_Supplied records_
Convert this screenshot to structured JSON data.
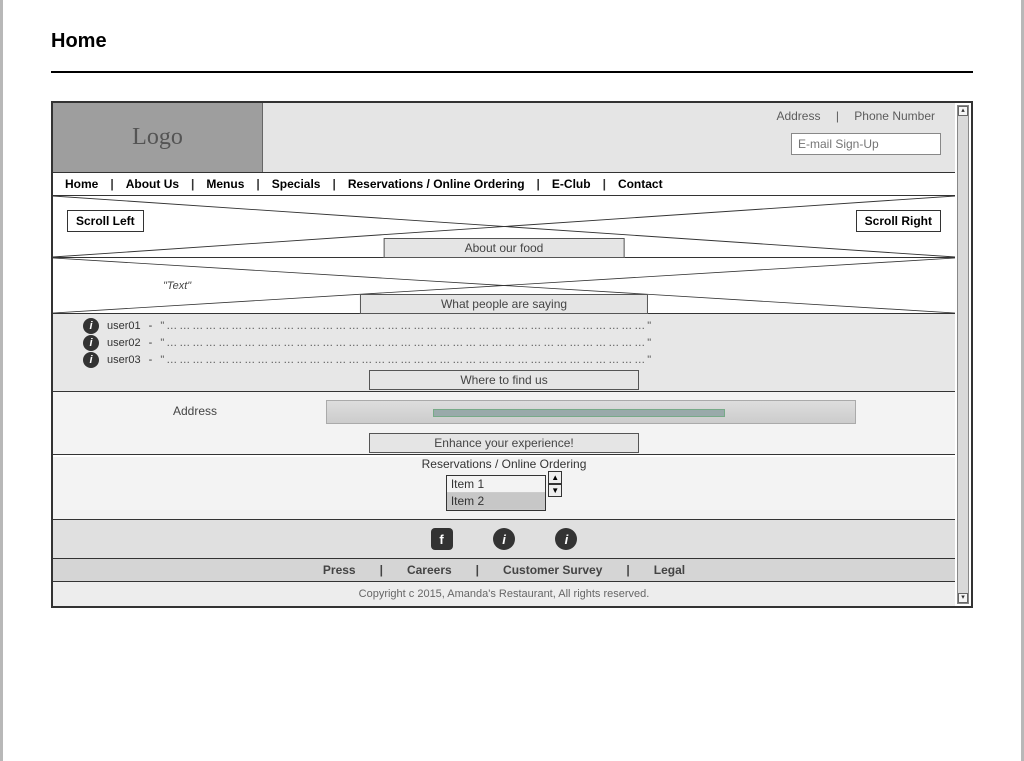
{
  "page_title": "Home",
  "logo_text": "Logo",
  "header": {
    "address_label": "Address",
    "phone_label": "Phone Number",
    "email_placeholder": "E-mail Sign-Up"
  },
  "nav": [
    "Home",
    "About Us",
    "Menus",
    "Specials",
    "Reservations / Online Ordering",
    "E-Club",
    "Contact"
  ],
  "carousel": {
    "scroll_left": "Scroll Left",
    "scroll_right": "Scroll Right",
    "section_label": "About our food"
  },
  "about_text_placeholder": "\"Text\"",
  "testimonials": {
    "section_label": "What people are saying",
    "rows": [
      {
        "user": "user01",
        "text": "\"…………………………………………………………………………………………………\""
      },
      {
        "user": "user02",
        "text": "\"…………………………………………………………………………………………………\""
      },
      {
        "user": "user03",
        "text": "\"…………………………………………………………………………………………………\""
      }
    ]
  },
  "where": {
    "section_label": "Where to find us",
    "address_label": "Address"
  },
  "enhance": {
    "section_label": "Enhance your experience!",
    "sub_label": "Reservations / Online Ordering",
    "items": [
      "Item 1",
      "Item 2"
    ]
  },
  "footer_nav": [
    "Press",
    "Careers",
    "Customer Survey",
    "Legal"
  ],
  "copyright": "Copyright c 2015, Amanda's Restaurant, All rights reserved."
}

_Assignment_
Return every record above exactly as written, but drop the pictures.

_Task result_
Convert this screenshot to structured JSON data.
{
  "page_title": "Home",
  "logo_text": "Logo",
  "header": {
    "address_label": "Address",
    "phone_label": "Phone Number",
    "email_placeholder": "E-mail Sign-Up"
  },
  "nav": [
    "Home",
    "About Us",
    "Menus",
    "Specials",
    "Reservations / Online Ordering",
    "E-Club",
    "Contact"
  ],
  "carousel": {
    "scroll_left": "Scroll Left",
    "scroll_right": "Scroll Right",
    "section_label": "About our food"
  },
  "about_text_placeholder": "\"Text\"",
  "testimonials": {
    "section_label": "What people are saying",
    "rows": [
      {
        "user": "user01",
        "text": "\"…………………………………………………………………………………………………\""
      },
      {
        "user": "user02",
        "text": "\"…………………………………………………………………………………………………\""
      },
      {
        "user": "user03",
        "text": "\"…………………………………………………………………………………………………\""
      }
    ]
  },
  "where": {
    "section_label": "Where to find us",
    "address_label": "Address"
  },
  "enhance": {
    "section_label": "Enhance your experience!",
    "sub_label": "Reservations / Online Ordering",
    "items": [
      "Item 1",
      "Item 2"
    ]
  },
  "footer_nav": [
    "Press",
    "Careers",
    "Customer Survey",
    "Legal"
  ],
  "copyright": "Copyright c 2015, Amanda's Restaurant, All rights reserved."
}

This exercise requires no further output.